Element data from apps and pages:
__________

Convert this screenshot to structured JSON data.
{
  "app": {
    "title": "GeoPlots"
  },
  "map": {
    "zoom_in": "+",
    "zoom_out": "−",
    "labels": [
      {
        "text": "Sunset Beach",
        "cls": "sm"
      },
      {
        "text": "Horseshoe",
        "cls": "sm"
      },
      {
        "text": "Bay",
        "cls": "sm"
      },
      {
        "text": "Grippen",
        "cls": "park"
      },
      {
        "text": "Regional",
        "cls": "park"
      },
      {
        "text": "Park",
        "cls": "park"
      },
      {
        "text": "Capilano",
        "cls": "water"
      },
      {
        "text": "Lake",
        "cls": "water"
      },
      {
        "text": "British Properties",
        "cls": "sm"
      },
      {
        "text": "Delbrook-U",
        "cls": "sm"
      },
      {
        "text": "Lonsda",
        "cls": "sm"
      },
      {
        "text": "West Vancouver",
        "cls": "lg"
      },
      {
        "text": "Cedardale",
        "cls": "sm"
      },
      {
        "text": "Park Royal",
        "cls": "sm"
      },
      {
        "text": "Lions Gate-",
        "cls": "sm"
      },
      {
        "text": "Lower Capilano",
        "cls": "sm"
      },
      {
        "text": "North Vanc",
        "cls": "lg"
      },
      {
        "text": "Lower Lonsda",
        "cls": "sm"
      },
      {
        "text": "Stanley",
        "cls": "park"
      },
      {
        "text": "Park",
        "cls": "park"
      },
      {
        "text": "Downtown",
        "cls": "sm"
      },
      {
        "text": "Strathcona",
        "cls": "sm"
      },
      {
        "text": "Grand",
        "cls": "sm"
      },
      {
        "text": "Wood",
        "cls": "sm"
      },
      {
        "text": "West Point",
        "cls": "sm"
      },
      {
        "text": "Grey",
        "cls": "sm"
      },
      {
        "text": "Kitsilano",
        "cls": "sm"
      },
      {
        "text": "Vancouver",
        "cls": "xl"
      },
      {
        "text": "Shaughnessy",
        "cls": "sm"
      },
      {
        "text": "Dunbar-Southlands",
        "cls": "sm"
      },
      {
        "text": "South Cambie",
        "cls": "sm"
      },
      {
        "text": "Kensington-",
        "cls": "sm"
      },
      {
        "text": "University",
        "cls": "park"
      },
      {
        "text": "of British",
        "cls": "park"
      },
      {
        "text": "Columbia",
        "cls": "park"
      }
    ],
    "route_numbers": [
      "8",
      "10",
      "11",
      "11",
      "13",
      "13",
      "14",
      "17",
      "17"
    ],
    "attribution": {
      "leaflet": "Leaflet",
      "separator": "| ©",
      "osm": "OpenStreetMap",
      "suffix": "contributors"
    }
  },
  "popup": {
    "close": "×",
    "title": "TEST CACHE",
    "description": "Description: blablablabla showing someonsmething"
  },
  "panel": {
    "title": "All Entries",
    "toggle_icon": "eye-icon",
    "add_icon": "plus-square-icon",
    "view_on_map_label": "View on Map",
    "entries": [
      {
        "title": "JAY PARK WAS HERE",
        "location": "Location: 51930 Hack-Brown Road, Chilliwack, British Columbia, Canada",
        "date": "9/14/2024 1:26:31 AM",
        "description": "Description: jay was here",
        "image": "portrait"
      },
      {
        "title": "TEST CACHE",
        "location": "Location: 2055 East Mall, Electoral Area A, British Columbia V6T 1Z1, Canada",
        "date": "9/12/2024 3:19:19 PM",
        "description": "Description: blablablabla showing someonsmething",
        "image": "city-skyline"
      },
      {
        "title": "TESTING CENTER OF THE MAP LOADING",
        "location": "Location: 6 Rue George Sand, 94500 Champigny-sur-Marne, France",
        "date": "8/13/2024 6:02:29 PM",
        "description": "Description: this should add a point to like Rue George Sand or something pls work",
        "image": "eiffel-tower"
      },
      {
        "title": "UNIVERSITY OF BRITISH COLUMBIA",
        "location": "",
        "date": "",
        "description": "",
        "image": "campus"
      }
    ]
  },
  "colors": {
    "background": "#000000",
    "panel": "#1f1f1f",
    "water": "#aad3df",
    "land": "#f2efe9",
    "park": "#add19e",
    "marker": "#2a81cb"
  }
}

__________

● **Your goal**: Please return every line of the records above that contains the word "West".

● **Solved problem**:
        "text": "West Vancouver",
        "text": "West Point",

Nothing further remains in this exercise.